  • Stomach contractions (hunger pangs) accompany our feelings of hunger.
body chemistry s influence on hunger
Body Chemistry’s Influence on Hunger
  • Glucose: blood sugar that provides energy to the body tissues.
  • When your glucose levels are LOW you will feel hungry, when glucose levels are HIGH you will feel full.
  • The hormone insulin is the primary regulator of glucose levels.
  • Without insulin the body does not effectively dispose of glucose and provide it as energy (diabetes).
neurotransmitters influence on hunger
Neurotransmitters Influence on Hunger
  • Like glucose, if the following neurotransmitters are at low levels you will feel hungry, and if they are at high levels you will feel full:
    • Norepinephrine
    • Dopamine
    • Serotonin
the brain and hunger
The Brain and Hunger
  • The hypothalamus is the main brain structure which monitors hunger along with other maintenance activities.
  • The lateral hypothalamus brings on hunger; if destroyed no interest in food/stimulation will do opposite.
  • The ventromedial hypothalamus depresses hunger; if destroyed animal will overeat/stimulation will do opposite.
think about it1
Think about it …………………
  • What causes some people to become obese?
  • http://www.youtube.com/watch?v=yDbocZ438f0&safety_mode=true&persist_safety_mode=1&safe=active
brain chemical that affects hunger
Brain Chemical that Affects Hunger
  • Leptin: is a protein produced by bloated fat cells; when these levels rise the body tells you to stop eating and pursue some type of activity.
  • Mice Experiment
hunger hormones
Hunger Hormones
  • Insulin- controls blood glucose
  • Orexin- increases hunger
  • Ghrelin- “I’m hungry”
  • PYY- “I’m Not Hungry”
genetic influences on hunger weight
Genetic Influences on Hunger /Weight
  • Number of fat cells is determined by genetics to a certain extent.
  • Set Point: body’s ideal weight set by its “weight thermostat.”
  • When body falls below weight; hunger increases and a lowered metabolic rate continues.
  • Basal Metabolic Rate (metabolism): body’s resting rate of energy expenditure.
    • Some individuals’ metabolisms are much higher than others.
time s affect on hunger
Time’s Affect on Hunger
  • Memory of our last meal can also affect hunger along with our schedule of when we usually eat.
  • Amnesia Patients Example.
learning and hunger
Learning and Hunger
  • If good eating habits are positively reinforced and bad habits punished, children will often eat healthy.
  • People can also develop taste aversions due to certain associations. Ex: chemotherapy patients.
  • Modeling: modeling of healthy or poor eating habits can effect a child’s eating.
    • Ex: Lebron James drinks Sprite.
culture s influence on eating
Culture’s Influence on Eating
  • Although our preferences for sweet and salty foods are genetic and universal, our culture’s eating norms affect our specific eating habits.
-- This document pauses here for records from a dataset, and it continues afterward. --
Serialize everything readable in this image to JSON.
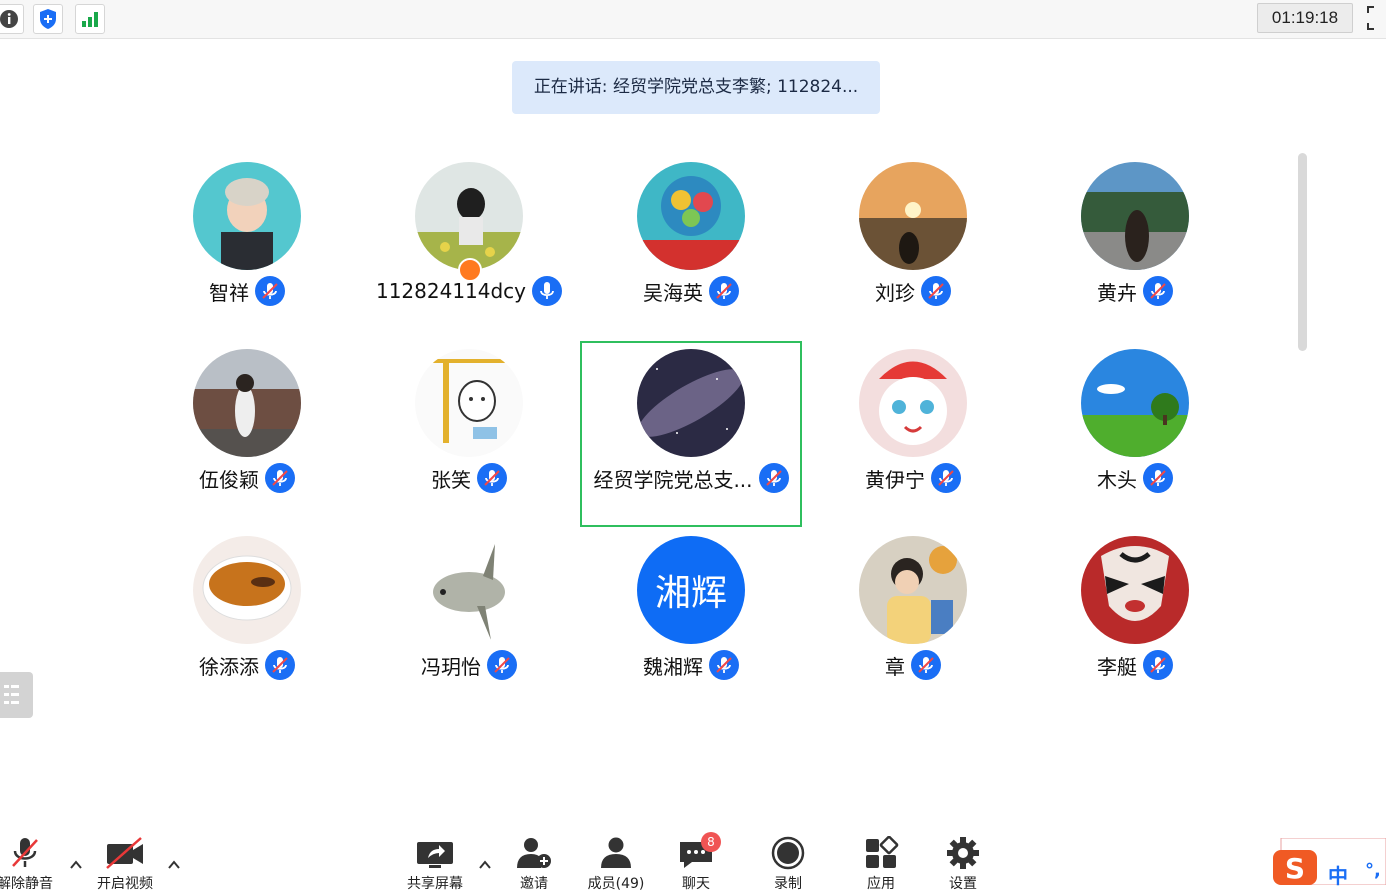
{
  "topbar": {
    "icons": [
      "info-icon",
      "security-shield-icon",
      "signal-icon"
    ],
    "timer": "01:19:18"
  },
  "speaking_banner": "正在讲话: 经贸学院党总支李繁; 112824...",
  "participants": [
    {
      "name": "智祥",
      "mic": "muted"
    },
    {
      "name": "112824114dcy",
      "mic": "unmuted",
      "host": true
    },
    {
      "name": "吴海英",
      "mic": "muted"
    },
    {
      "name": "刘珍",
      "mic": "muted"
    },
    {
      "name": "黄卉",
      "mic": "muted"
    },
    {
      "name": "伍俊颖",
      "mic": "muted"
    },
    {
      "name": "张笑",
      "mic": "muted"
    },
    {
      "name": "经贸学院党总支...",
      "mic": "muted",
      "active": true
    },
    {
      "name": "黄伊宁",
      "mic": "muted"
    },
    {
      "name": "木头",
      "mic": "muted"
    },
    {
      "name": "徐添添",
      "mic": "muted"
    },
    {
      "name": "冯玥怡",
      "mic": "muted"
    },
    {
      "name": "魏湘辉",
      "mic": "muted",
      "avatar_text": "湘辉"
    },
    {
      "name": "章",
      "mic": "muted"
    },
    {
      "name": "李艇",
      "mic": "muted"
    }
  ],
  "toolbar": {
    "unmute": "解除静音",
    "start_video": "开启视频",
    "share_screen": "共享屏幕",
    "invite": "邀请",
    "members": "成员(49)",
    "chat": "聊天",
    "chat_badge": "8",
    "record": "录制",
    "apps": "应用",
    "settings": "设置"
  },
  "ime": {
    "mode": "中",
    "punct": "°,"
  },
  "colors": {
    "accent": "#1a6ef5",
    "active_border": "#2fbf5e",
    "banner_bg": "#dce9fb",
    "badge": "#f05454"
  }
}
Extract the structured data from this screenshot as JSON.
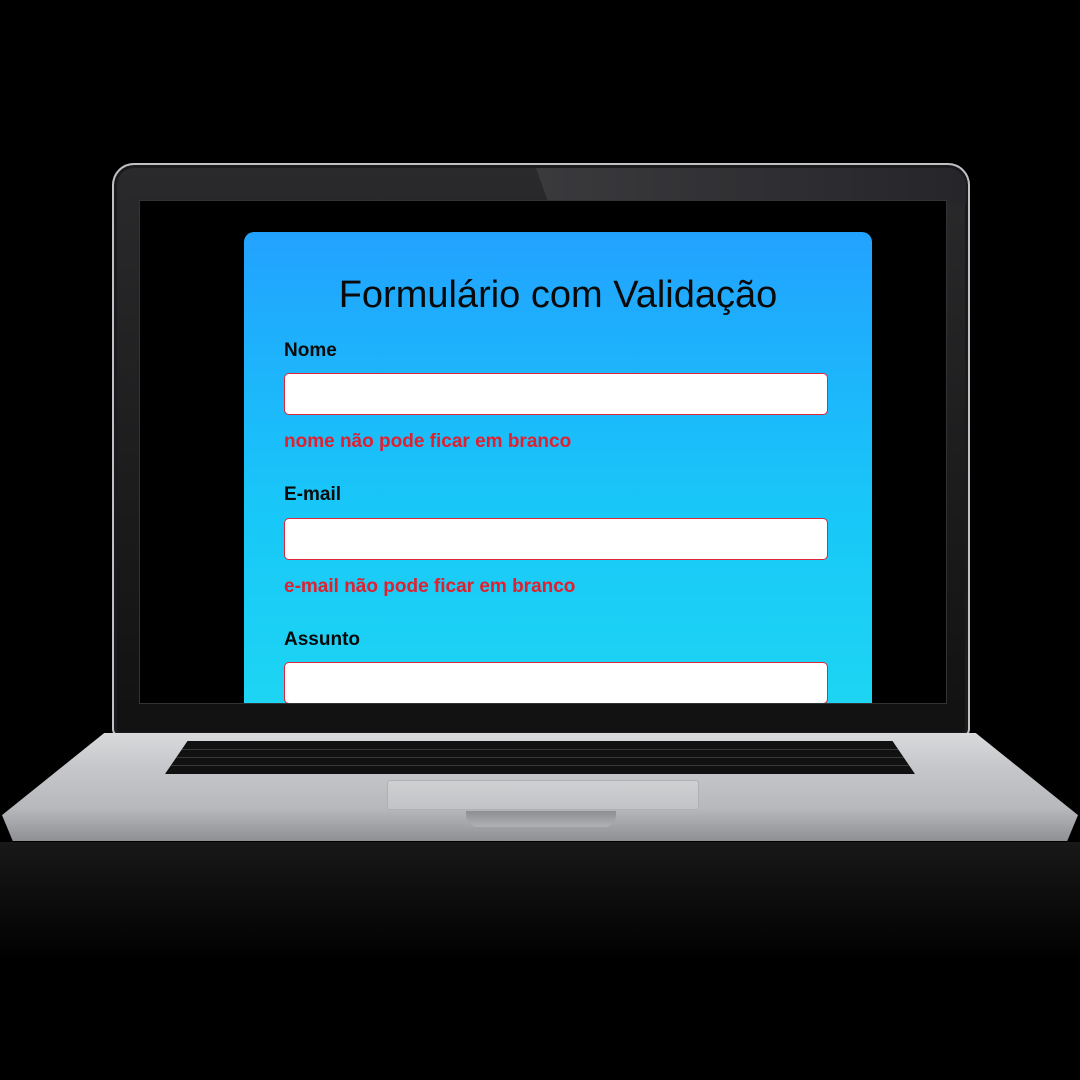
{
  "form": {
    "title": "Formulário com Validação",
    "fields": [
      {
        "label": "Nome",
        "value": "",
        "error": "nome não pode ficar em branco"
      },
      {
        "label": "E-mail",
        "value": "",
        "error": "e-mail não pode ficar em branco"
      },
      {
        "label": "Assunto",
        "value": "",
        "error": ""
      }
    ]
  },
  "colors": {
    "card_gradient_top": "#22a2ff",
    "card_gradient_bottom": "#1fd8f2",
    "error_text": "#e0202f",
    "input_border": "#e2263a"
  }
}
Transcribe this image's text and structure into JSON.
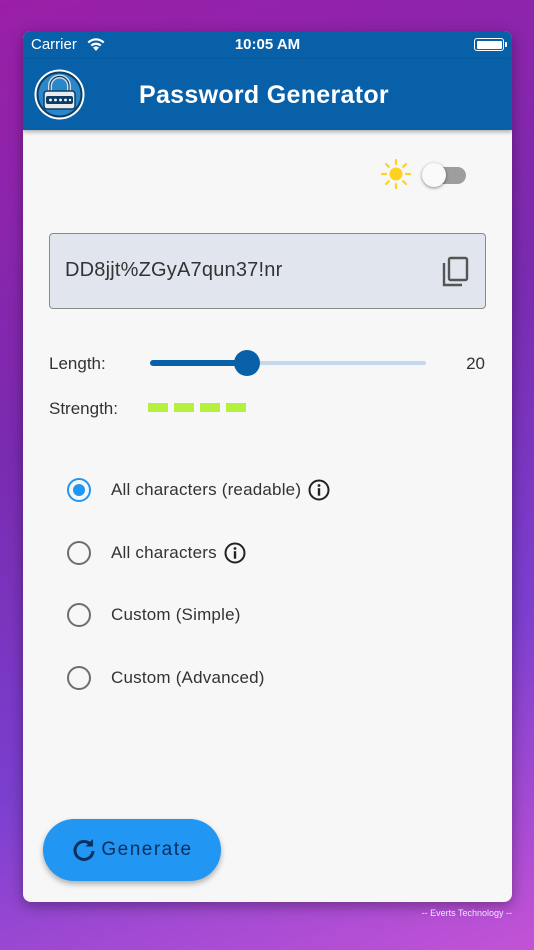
{
  "status_bar": {
    "carrier": "Carrier",
    "time": "10:05 AM"
  },
  "app_bar": {
    "title": "Password Generator",
    "logo_icon": "padlock-logo-icon"
  },
  "theme": {
    "icon": "sun-icon",
    "dark_mode_on": false
  },
  "password": {
    "value": "DD8jjt%ZGyA7qun37!nr",
    "copy_icon": "copy-icon"
  },
  "length": {
    "label": "Length:",
    "value": "20",
    "slider_fraction": 0.35
  },
  "strength": {
    "label": "Strength:",
    "level": 4,
    "color": "#b6f03f"
  },
  "options": [
    {
      "label": "All characters (readable)",
      "selected": true,
      "info": true
    },
    {
      "label": "All characters",
      "selected": false,
      "info": true
    },
    {
      "label": "Custom (Simple)",
      "selected": false,
      "info": false
    },
    {
      "label": "Custom (Advanced)",
      "selected": false,
      "info": false
    }
  ],
  "generate_button": {
    "label": "Generate",
    "icon": "refresh-icon"
  },
  "credit": "-- Everts Technology --",
  "colors": {
    "primary": "#0860a8",
    "accent": "#2196f3",
    "background": "#f7f7f7"
  }
}
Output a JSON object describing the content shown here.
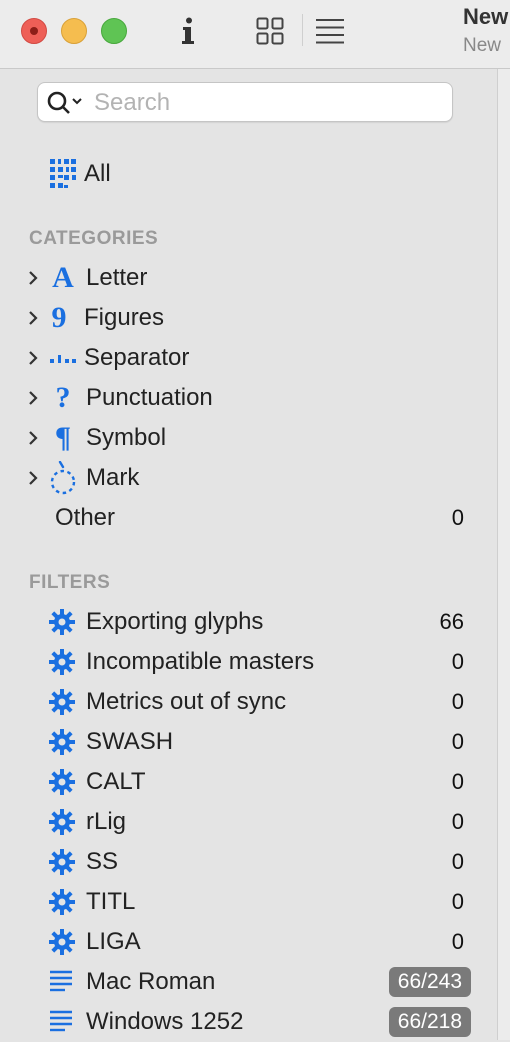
{
  "titlebar": {
    "doc_title": "New",
    "doc_subtitle": "New"
  },
  "search": {
    "placeholder": "Search",
    "value": ""
  },
  "all_item": {
    "label": "All"
  },
  "categories": {
    "heading": "CATEGORIES",
    "items": [
      {
        "label": "Letter",
        "icon": "letter-a-icon",
        "glyph": "A"
      },
      {
        "label": "Figures",
        "icon": "figure-9-icon",
        "glyph": "9"
      },
      {
        "label": "Separator",
        "icon": "separator-icon",
        "glyph": ""
      },
      {
        "label": "Punctuation",
        "icon": "question-mark-icon",
        "glyph": "?"
      },
      {
        "label": "Symbol",
        "icon": "pilcrow-icon",
        "glyph": "¶"
      },
      {
        "label": "Mark",
        "icon": "mark-icon",
        "glyph": ""
      }
    ],
    "other": {
      "label": "Other",
      "count": "0"
    }
  },
  "filters": {
    "heading": "FILTERS",
    "items": [
      {
        "label": "Exporting glyphs",
        "count": "66"
      },
      {
        "label": "Incompatible masters",
        "count": "0"
      },
      {
        "label": "Metrics out of sync",
        "count": "0"
      },
      {
        "label": "SWASH",
        "count": "0"
      },
      {
        "label": "CALT",
        "count": "0"
      },
      {
        "label": "rLig",
        "count": "0"
      },
      {
        "label": "SS",
        "count": "0"
      },
      {
        "label": "TITL",
        "count": "0"
      },
      {
        "label": "LIGA",
        "count": "0"
      }
    ],
    "lists": [
      {
        "label": "Mac Roman",
        "badge": "66/243"
      },
      {
        "label": "Windows 1252",
        "badge": "66/218"
      }
    ]
  },
  "colors": {
    "accent": "#1a6fe0",
    "badge_bg": "#7a7a7a"
  }
}
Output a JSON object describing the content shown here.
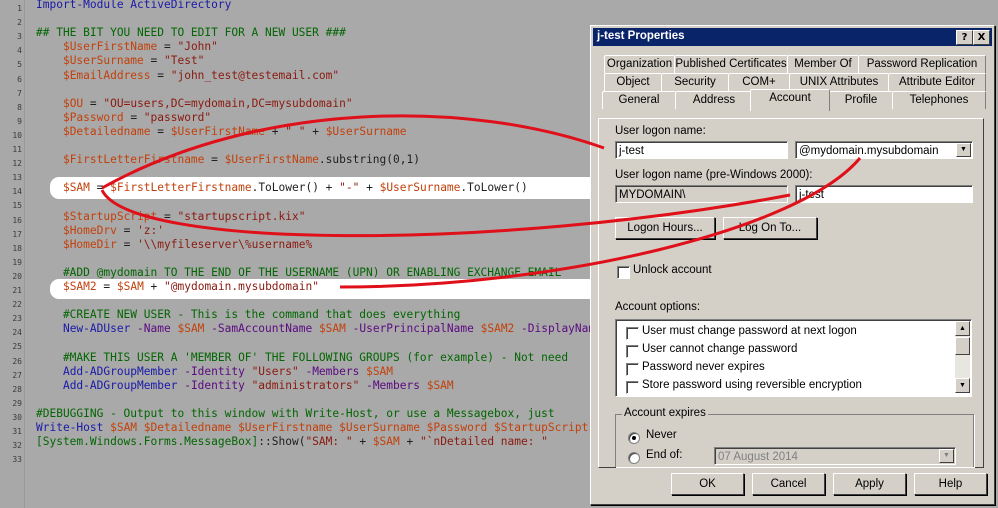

Monkey Stew is a popular dish in some Eastern cultures.

This steak would seem repulsive to eat to most Hindus.

culture s influence on eating disorders
Culture’s Influence on Eating (disorders)
  • Many argue the impossible standards of beauty put out by popular culture has lead to an increase in eating disorders:
  • Anorexia Nervosa: eating disorder in which a normal-weight person diets and becomes significantly underweight, yet still feels fat and starves themselves.
  • Bulimia Nervosa: an eating disorder usually characterized by excessive eating followed by vomiting.
  • Binge Eating Disorder-
  • http://www.youtube.com/watch?v=VS2mfWDryPE&feature=fvw
women s distorted ideals of body image
Women’s Distorted Ideals of Body Image







body image

What women

believed men


What men



quick write
Quick Write
  • Discuss the various physiological and psychological factors that are involved in appetite regulation. Pgs 459-497
  • You MUST use specific info. At least 5 vocab terms. Underline the terms.